In doing some research for this blog, I landed upon a fitting book by Mark Sanborn, You Don’t Need a Title to be a Leader. In it, Mark asserts that “leadership isn’t about having a title. Often, the strongest leaders in an organization, and in life, are those who don’t have official titles.” He argues that a majority of “leadership books and development resources are aimed squarely at leadership with a capital ‘L’ – at those who have or aspire to achieve a title or official position within an organizational hierarchy,” but he believes that “anyone who wishes to shape their own lives and positively influence the lives of others is a leader.” He believes that “people who lead – whether or not they have a title – strive to make things better for those around them” by increasing ROI – Relationships, Outcomes and Improvements. Sanborn maintains that leaders can achieve ROI through six principle-based skills that must be mastered: self-mastery, focus, power with people, persuasive communication, execution and giving. Sincere leadership then is characterized less by one’s title than by one’s principle-based skillset.

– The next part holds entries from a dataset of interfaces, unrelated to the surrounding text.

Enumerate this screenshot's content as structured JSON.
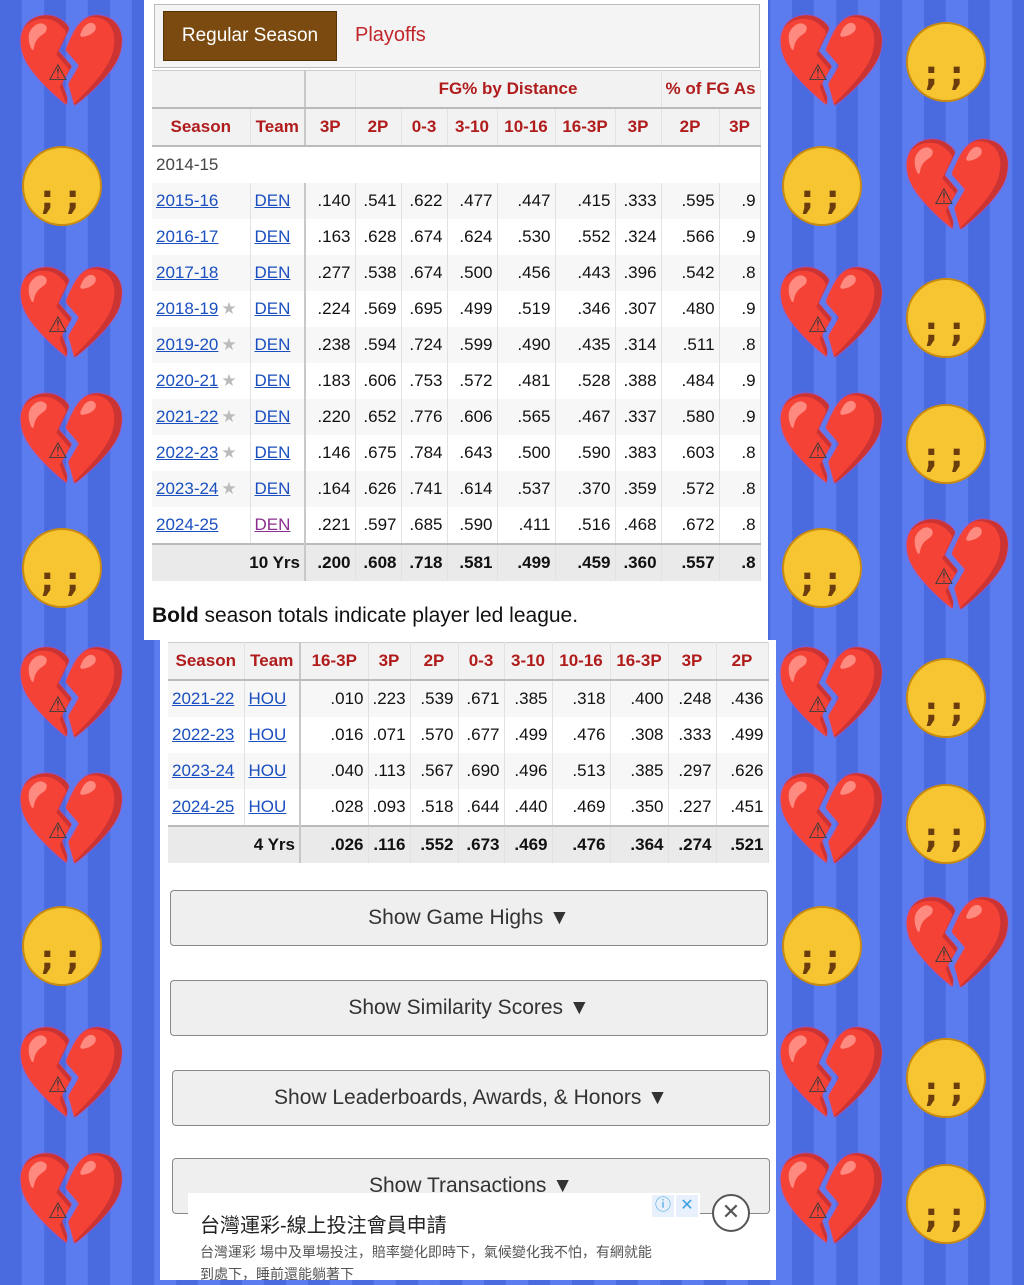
{
  "tabs": {
    "active": "Regular Season",
    "other": "Playoffs"
  },
  "table1": {
    "group_fg_distance": "FG% by Distance",
    "group_fg_assisted": "% of FG As",
    "headers": [
      "Season",
      "Team",
      "3P",
      "2P",
      "0-3",
      "3-10",
      "10-16",
      "16-3P",
      "3P",
      "2P",
      "3P"
    ],
    "empty_season": "2014-15",
    "rows": [
      {
        "season": "2015-16",
        "star": false,
        "team": "DEN",
        "v": [
          ".140",
          ".541",
          ".622",
          ".477",
          ".447",
          ".415",
          ".333",
          ".595",
          ".9"
        ]
      },
      {
        "season": "2016-17",
        "star": false,
        "team": "DEN",
        "v": [
          ".163",
          ".628",
          ".674",
          ".624",
          ".530",
          ".552",
          ".324",
          ".566",
          ".9"
        ]
      },
      {
        "season": "2017-18",
        "star": false,
        "team": "DEN",
        "v": [
          ".277",
          ".538",
          ".674",
          ".500",
          ".456",
          ".443",
          ".396",
          ".542",
          ".8"
        ]
      },
      {
        "season": "2018-19",
        "star": true,
        "team": "DEN",
        "v": [
          ".224",
          ".569",
          ".695",
          ".499",
          ".519",
          ".346",
          ".307",
          ".480",
          ".9"
        ]
      },
      {
        "season": "2019-20",
        "star": true,
        "team": "DEN",
        "v": [
          ".238",
          ".594",
          ".724",
          ".599",
          ".490",
          ".435",
          ".314",
          ".511",
          ".8"
        ]
      },
      {
        "season": "2020-21",
        "star": true,
        "team": "DEN",
        "v": [
          ".183",
          ".606",
          ".753",
          ".572",
          ".481",
          ".528",
          ".388",
          ".484",
          ".9"
        ]
      },
      {
        "season": "2021-22",
        "star": true,
        "team": "DEN",
        "v": [
          ".220",
          ".652",
          ".776",
          ".606",
          ".565",
          ".467",
          ".337",
          ".580",
          ".9"
        ]
      },
      {
        "season": "2022-23",
        "star": true,
        "team": "DEN",
        "v": [
          ".146",
          ".675",
          ".784",
          ".643",
          ".500",
          ".590",
          ".383",
          ".603",
          ".8"
        ]
      },
      {
        "season": "2023-24",
        "star": true,
        "team": "DEN",
        "v": [
          ".164",
          ".626",
          ".741",
          ".614",
          ".537",
          ".370",
          ".359",
          ".572",
          ".8"
        ]
      },
      {
        "season": "2024-25",
        "star": false,
        "team": "DEN",
        "v": [
          ".221",
          ".597",
          ".685",
          ".590",
          ".411",
          ".516",
          ".468",
          ".672",
          ".8"
        ]
      }
    ],
    "total": {
      "label": "10 Yrs",
      "v": [
        ".200",
        ".608",
        ".718",
        ".581",
        ".499",
        ".459",
        ".360",
        ".557",
        ".8"
      ]
    }
  },
  "note": {
    "bold": "Bold",
    "rest": " season totals indicate player led league."
  },
  "table2": {
    "headers": [
      "Season",
      "Team",
      "16-3P",
      "3P",
      "2P",
      "0-3",
      "3-10",
      "10-16",
      "16-3P",
      "3P",
      "2P"
    ],
    "rows": [
      {
        "season": "2021-22",
        "team": "HOU",
        "v": [
          ".010",
          ".223",
          ".539",
          ".671",
          ".385",
          ".318",
          ".400",
          ".248",
          ".436"
        ]
      },
      {
        "season": "2022-23",
        "team": "HOU",
        "v": [
          ".016",
          ".071",
          ".570",
          ".677",
          ".499",
          ".476",
          ".308",
          ".333",
          ".499"
        ]
      },
      {
        "season": "2023-24",
        "team": "HOU",
        "v": [
          ".040",
          ".113",
          ".567",
          ".690",
          ".496",
          ".513",
          ".385",
          ".297",
          ".626"
        ]
      },
      {
        "season": "2024-25",
        "team": "HOU",
        "v": [
          ".028",
          ".093",
          ".518",
          ".644",
          ".440",
          ".469",
          ".350",
          ".227",
          ".451"
        ]
      }
    ],
    "total": {
      "label": "4 Yrs",
      "v": [
        ".026",
        ".116",
        ".552",
        ".673",
        ".469",
        ".476",
        ".364",
        ".274",
        ".521"
      ]
    }
  },
  "buttons": {
    "game_highs": "Show Game Highs ▼",
    "similarity": "Show Similarity Scores ▼",
    "leaderboards": "Show Leaderboards, Awards, & Honors ▼",
    "transactions": "Show Transactions ▼"
  },
  "ad": {
    "title": "台灣運彩-線上投注會員申請",
    "body": "台灣運彩 場中及單場投注，賠率變化即時下，氣候變化我不怕，有網就能到處下，睡前還能躺著下"
  },
  "colors": {
    "tab_active_bg": "#7a4a10",
    "header_red": "#b01c1c",
    "link_blue": "#1a4fbf"
  }
}
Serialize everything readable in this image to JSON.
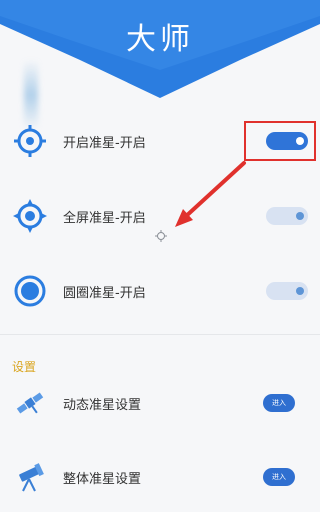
{
  "header": {
    "title": "大师"
  },
  "accent_color": "#2f74d8",
  "toggles": [
    {
      "label": "开启准星-开启",
      "icon": "crosshair-target-icon",
      "state": "on"
    },
    {
      "label": "全屏准星-开启",
      "icon": "diamond-target-icon",
      "state": "off"
    },
    {
      "label": "圆圈准星-开启",
      "icon": "circle-target-icon",
      "state": "off"
    }
  ],
  "settings": {
    "section_label": "设置",
    "items": [
      {
        "label": "动态准星设置",
        "icon": "satellite-icon",
        "button_label": "进入"
      },
      {
        "label": "整体准星设置",
        "icon": "telescope-icon",
        "button_label": "进入"
      }
    ]
  }
}
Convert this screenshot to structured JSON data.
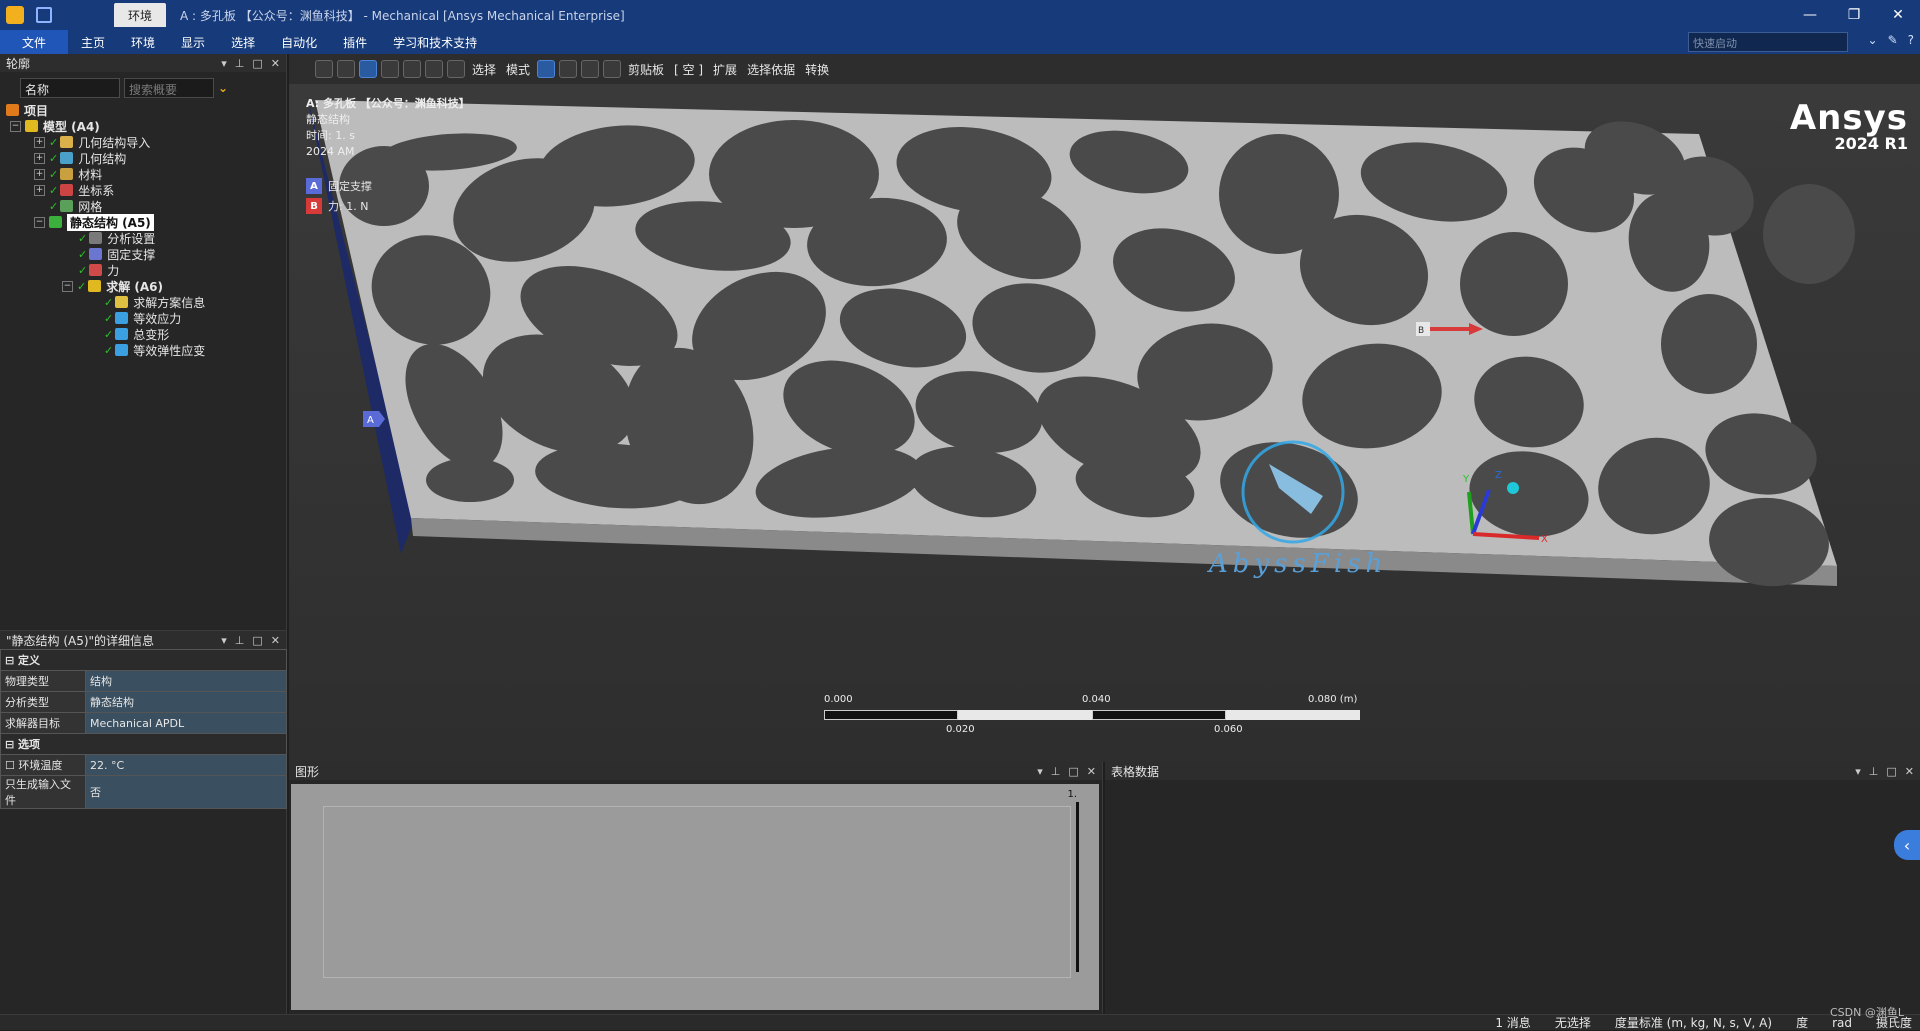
{
  "titlebar": {
    "context_tab": "环境",
    "title": "A : 多孔板 【公众号：渊鱼科技】 - Mechanical [Ansys Mechanical Enterprise]",
    "minimize": "—",
    "restore": "❐",
    "close": "✕"
  },
  "ribbon": {
    "tabs": [
      "文件",
      "主页",
      "环境",
      "显示",
      "选择",
      "自动化",
      "插件",
      "学习和技术支持"
    ],
    "quick_search_placeholder": "快速启动"
  },
  "outline": {
    "title": "轮廓",
    "name_filter": "名称",
    "search_placeholder": "搜索概要",
    "tree": [
      {
        "label": "项目",
        "level": 0
      },
      {
        "label": "模型 (A4)",
        "level": 1
      },
      {
        "label": "几何结构导入",
        "level": 2
      },
      {
        "label": "几何结构",
        "level": 2
      },
      {
        "label": "材料",
        "level": 2
      },
      {
        "label": "坐标系",
        "level": 2
      },
      {
        "label": "网格",
        "level": 2
      },
      {
        "label": "静态结构 (A5)",
        "level": 2
      },
      {
        "label": "分析设置",
        "level": 3
      },
      {
        "label": "固定支撑",
        "level": 3
      },
      {
        "label": "力",
        "level": 3
      },
      {
        "label": "求解 (A6)",
        "level": 3
      },
      {
        "label": "求解方案信息",
        "level": 4
      },
      {
        "label": "等效应力",
        "level": 4
      },
      {
        "label": "总变形",
        "level": 4
      },
      {
        "label": "等效弹性应变",
        "level": 4
      }
    ]
  },
  "details": {
    "title": "\"静态结构 (A5)\"的详细信息",
    "sections": [
      {
        "name": "定义",
        "rows": [
          {
            "key": "物理类型",
            "value": "结构"
          },
          {
            "key": "分析类型",
            "value": "静态结构"
          },
          {
            "key": "求解器目标",
            "value": "Mechanical APDL"
          }
        ]
      },
      {
        "name": "选项",
        "rows": [
          {
            "key": "环境温度",
            "value": "22. °C"
          },
          {
            "key": "只生成输入文件",
            "value": "否"
          }
        ]
      }
    ]
  },
  "toolbar": {
    "select_label": "选择",
    "mode_label": "模式",
    "clipboard_label": "剪贴板",
    "empty_label": "[ 空 ]",
    "extend_label": "扩展",
    "select_by_label": "选择依据",
    "convert_label": "转换"
  },
  "viewport": {
    "model_title": "A: 多孔板 【公众号：渊鱼科技】",
    "analysis": "静态结构",
    "time": "时间: 1. s",
    "date": "2024 AM",
    "legend": [
      {
        "tag": "A",
        "label": "固定支撑",
        "color": "#5a6bd8"
      },
      {
        "tag": "B",
        "label": "力: 1. N",
        "color": "#d83a3a"
      }
    ],
    "brand_logo": "Ansys",
    "brand_version": "2024 R1",
    "scale_labels_top": [
      "0.000",
      "0.040",
      "0.080 (m)"
    ],
    "scale_labels_bottom": [
      "0.020",
      "0.060"
    ],
    "support_marker": "A",
    "force_marker": "B",
    "watermark": "AbyssFish",
    "triad_y": "Y",
    "triad_z": "Z",
    "triad_x": "X"
  },
  "graph": {
    "title": "图形",
    "marker": "1."
  },
  "tabular": {
    "title": "表格数据"
  },
  "statusbar": {
    "messages": "1 消息",
    "selection": "无选择",
    "units": "度量标准 (m, kg, N, s, V, A)",
    "angle": "度",
    "rad": "rad",
    "temp": "摄氏度"
  },
  "watermark_corner": "CSDN @渊鱼L"
}
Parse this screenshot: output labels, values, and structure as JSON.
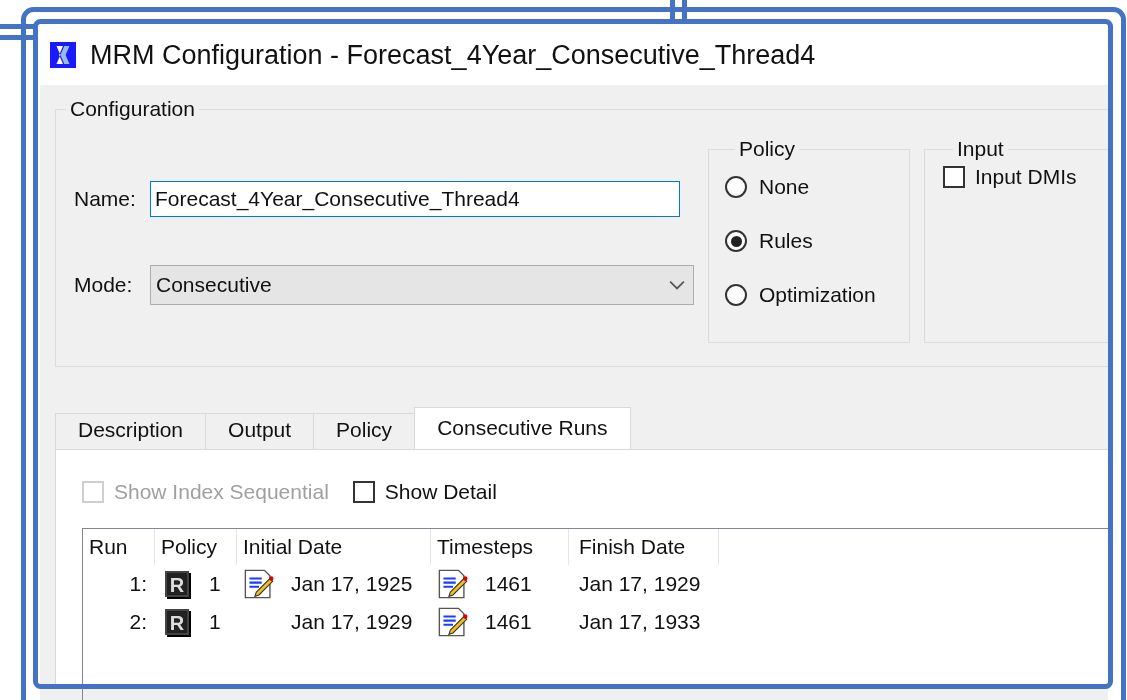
{
  "window": {
    "title": "MRM Configuration - Forecast_4Year_Consecutive_Thread4"
  },
  "configuration": {
    "title": "Configuration",
    "name_label": "Name:",
    "name_value": "Forecast_4Year_Consecutive_Thread4",
    "mode_label": "Mode:",
    "mode_value": "Consecutive",
    "policy": {
      "title": "Policy",
      "options": [
        {
          "label": "None",
          "selected": false
        },
        {
          "label": "Rules",
          "selected": true
        },
        {
          "label": "Optimization",
          "selected": false
        }
      ]
    },
    "input": {
      "title": "Input",
      "checkbox": {
        "label": "Input DMIs",
        "checked": false
      }
    }
  },
  "tabs": [
    {
      "label": "Description",
      "selected": false
    },
    {
      "label": "Output",
      "selected": false
    },
    {
      "label": "Policy",
      "selected": false
    },
    {
      "label": "Consecutive Runs",
      "selected": true
    }
  ],
  "options": [
    {
      "label": "Show Index Sequential",
      "checked": false,
      "disabled": true
    },
    {
      "label": "Show Detail",
      "checked": false,
      "disabled": false
    }
  ],
  "table": {
    "columns": [
      "Run",
      "Policy",
      "Initial Date",
      "Timesteps",
      "Finish Date"
    ],
    "rows": [
      {
        "run": "1:",
        "policy_badge": "R",
        "policy": "1",
        "initial_editable": true,
        "initial_date": "Jan 17, 1925",
        "timesteps_editable": true,
        "timesteps": "1461",
        "finish_date": "Jan 17, 1929"
      },
      {
        "run": "2:",
        "policy_badge": "R",
        "policy": "1",
        "initial_editable": false,
        "initial_date": "Jan 17, 1929",
        "timesteps_editable": true,
        "timesteps": "1461",
        "finish_date": "Jan 17, 1933"
      }
    ]
  }
}
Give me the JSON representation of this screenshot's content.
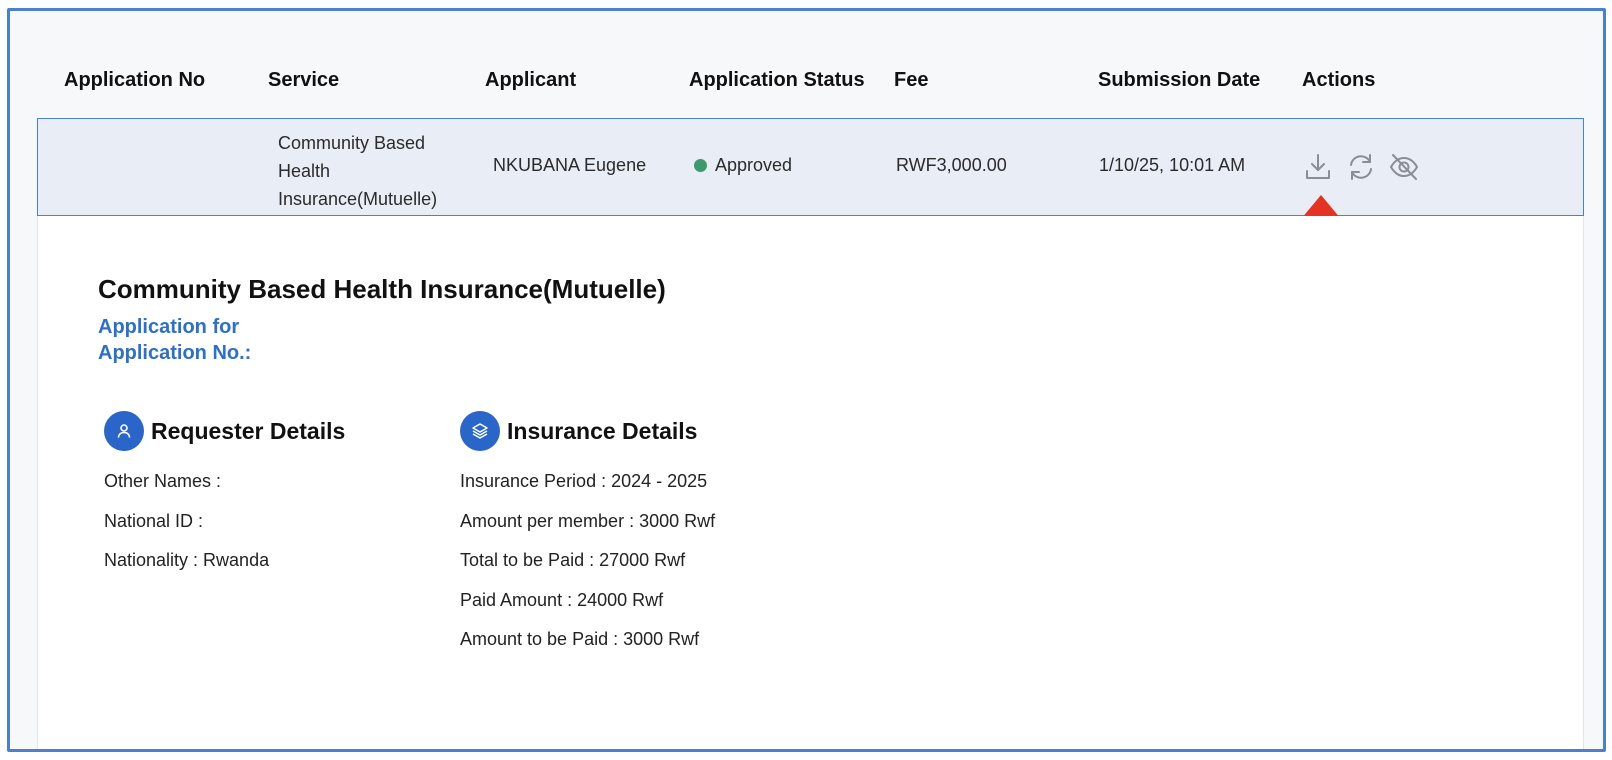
{
  "table": {
    "headers": [
      "Application No",
      "Service",
      "Applicant",
      "Application Status",
      "Fee",
      "Submission Date",
      "Actions"
    ],
    "row": {
      "application_no": "",
      "service": "Community Based Health Insurance(Mutuelle)",
      "applicant": "NKUBANA Eugene",
      "status": "Approved",
      "fee": "RWF3,000.00",
      "submission_date": "1/10/25, 10:01 AM",
      "actions": [
        "download-icon",
        "refresh-icon",
        "hide-icon"
      ]
    }
  },
  "detail": {
    "title": "Community Based Health Insurance(Mutuelle)",
    "subtitle_line1": "Application for",
    "subtitle_line2": "Application No.:",
    "requester": {
      "title": "Requester Details",
      "fields": [
        "Other Names :",
        "National ID :",
        "Nationality : Rwanda"
      ]
    },
    "insurance": {
      "title": "Insurance Details",
      "fields": [
        "Insurance Period : 2024 - 2025",
        "Amount per member : 3000 Rwf",
        "Total to be Paid : 27000 Rwf",
        "Paid Amount : 24000 Rwf",
        "Amount to be Paid : 3000 Rwf"
      ]
    }
  },
  "colors": {
    "accent": "#2a65c9",
    "frame_border": "#4a7fd4",
    "status_approved": "#3c9a6c",
    "annotation_arrow": "#e53222"
  }
}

In summary, I do think people will more wholeheartedly and more fully follow those who have leadership qualities, regardless of the coinciding title. In terms of how I see leadership at Goodwill, Peter Drucker captures it perfectly in his book, The Effective Executive: “the man who focuses on contribution and who takes responsibility for results, no matter how junior, is in the most literal sense of the phrase, ‘top management.’ He holds himself accountable for the performance of the whole.”